If generative AI models train on open source code, do they violate open source licenses? That's a question that AI developers, open source advocates and lawyers continue to hash out. The answers they find are poised to have profound consequences both for open source communities, forcing them to rethink software licensing strategies; and for developers who create software with help from generative AI-based tools (such as Copilot), which may or may not turn out to create licensing liabilities.
Although it remains unclear at present how the licensing debates surrounding open source and genAI will ultimately play out, it's not too early to predict what may plausibly happen. Tune into this session presented by professor and lecturer Christopher Tozzi as he assesses the history and current state of legal claims involving GenAI and open source software and offers guidance on how developers who leverage genAI coding tools can best protect themselves against potential licensing issues.
About the speaker

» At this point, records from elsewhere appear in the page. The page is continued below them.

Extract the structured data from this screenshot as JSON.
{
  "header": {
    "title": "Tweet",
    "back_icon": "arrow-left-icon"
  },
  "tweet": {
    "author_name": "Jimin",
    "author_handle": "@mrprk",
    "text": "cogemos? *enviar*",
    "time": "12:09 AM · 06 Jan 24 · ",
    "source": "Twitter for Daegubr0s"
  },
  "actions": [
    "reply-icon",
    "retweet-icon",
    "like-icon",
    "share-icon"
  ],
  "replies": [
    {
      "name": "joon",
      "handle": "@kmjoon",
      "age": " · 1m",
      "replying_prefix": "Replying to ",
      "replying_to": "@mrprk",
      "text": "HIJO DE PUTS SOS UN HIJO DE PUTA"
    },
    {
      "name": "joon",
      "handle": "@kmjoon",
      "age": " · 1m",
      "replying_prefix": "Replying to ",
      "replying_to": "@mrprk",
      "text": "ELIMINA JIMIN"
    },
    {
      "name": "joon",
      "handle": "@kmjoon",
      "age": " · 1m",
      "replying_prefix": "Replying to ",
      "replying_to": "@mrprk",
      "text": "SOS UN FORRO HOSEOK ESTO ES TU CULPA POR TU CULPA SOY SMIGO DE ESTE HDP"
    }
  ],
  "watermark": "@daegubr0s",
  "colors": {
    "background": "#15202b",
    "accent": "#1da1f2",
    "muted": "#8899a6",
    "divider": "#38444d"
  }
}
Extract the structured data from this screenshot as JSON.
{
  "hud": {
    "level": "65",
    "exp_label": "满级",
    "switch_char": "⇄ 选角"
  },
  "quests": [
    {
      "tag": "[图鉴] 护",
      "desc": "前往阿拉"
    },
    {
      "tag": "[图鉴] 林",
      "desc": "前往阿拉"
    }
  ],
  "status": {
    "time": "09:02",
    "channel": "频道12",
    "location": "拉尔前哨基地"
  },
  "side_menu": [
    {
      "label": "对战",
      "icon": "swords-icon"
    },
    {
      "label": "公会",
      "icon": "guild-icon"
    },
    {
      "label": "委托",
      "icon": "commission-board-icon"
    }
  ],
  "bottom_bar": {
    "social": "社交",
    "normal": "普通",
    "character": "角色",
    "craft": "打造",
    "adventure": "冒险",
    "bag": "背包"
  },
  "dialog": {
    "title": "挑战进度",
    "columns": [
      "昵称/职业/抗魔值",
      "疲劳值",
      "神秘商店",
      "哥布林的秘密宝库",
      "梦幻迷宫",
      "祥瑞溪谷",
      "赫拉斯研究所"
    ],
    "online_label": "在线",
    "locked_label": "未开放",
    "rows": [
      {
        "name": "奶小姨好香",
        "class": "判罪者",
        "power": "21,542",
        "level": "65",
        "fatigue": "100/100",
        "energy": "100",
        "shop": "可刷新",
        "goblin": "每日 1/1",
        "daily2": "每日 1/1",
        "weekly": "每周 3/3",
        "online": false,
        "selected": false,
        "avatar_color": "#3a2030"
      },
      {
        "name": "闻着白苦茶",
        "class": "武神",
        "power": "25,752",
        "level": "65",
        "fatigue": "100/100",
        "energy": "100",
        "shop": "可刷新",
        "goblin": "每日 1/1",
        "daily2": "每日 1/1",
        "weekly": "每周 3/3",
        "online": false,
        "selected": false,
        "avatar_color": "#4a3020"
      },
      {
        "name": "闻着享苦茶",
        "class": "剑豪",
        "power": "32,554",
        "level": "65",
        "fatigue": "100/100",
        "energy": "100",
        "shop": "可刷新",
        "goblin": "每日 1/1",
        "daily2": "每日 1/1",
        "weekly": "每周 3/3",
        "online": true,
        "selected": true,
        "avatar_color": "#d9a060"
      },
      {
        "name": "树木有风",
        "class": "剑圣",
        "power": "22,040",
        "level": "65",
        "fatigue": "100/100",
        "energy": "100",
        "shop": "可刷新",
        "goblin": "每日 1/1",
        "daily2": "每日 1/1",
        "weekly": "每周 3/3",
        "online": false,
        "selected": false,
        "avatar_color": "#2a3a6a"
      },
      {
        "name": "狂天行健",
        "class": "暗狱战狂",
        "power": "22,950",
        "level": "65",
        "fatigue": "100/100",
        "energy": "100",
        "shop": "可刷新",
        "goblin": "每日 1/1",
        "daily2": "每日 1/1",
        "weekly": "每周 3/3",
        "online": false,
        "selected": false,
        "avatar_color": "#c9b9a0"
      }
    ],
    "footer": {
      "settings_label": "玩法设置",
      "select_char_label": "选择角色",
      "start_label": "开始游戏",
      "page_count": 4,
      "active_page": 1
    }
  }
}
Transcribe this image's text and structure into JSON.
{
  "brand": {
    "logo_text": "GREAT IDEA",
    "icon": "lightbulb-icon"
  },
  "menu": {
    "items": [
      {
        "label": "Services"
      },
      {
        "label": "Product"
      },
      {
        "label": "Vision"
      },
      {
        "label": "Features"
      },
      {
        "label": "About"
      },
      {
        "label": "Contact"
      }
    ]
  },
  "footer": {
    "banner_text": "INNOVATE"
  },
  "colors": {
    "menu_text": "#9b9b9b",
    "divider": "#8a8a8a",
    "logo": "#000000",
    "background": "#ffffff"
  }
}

Christopher Tozzi, a professor and freelance writer, has been writing and teaching about technology for more than a decade, with particular focus on topics including open source, software development and AI/ML. He is the author of For Fun and Profit: A History of the Free and Open Source Software Revolution (MIT Press, 2017), as well as an adjunct research advisor for IDC and a frequent contributor to media sites such as TechTarget, InformationWeek and Data Center Knowledge.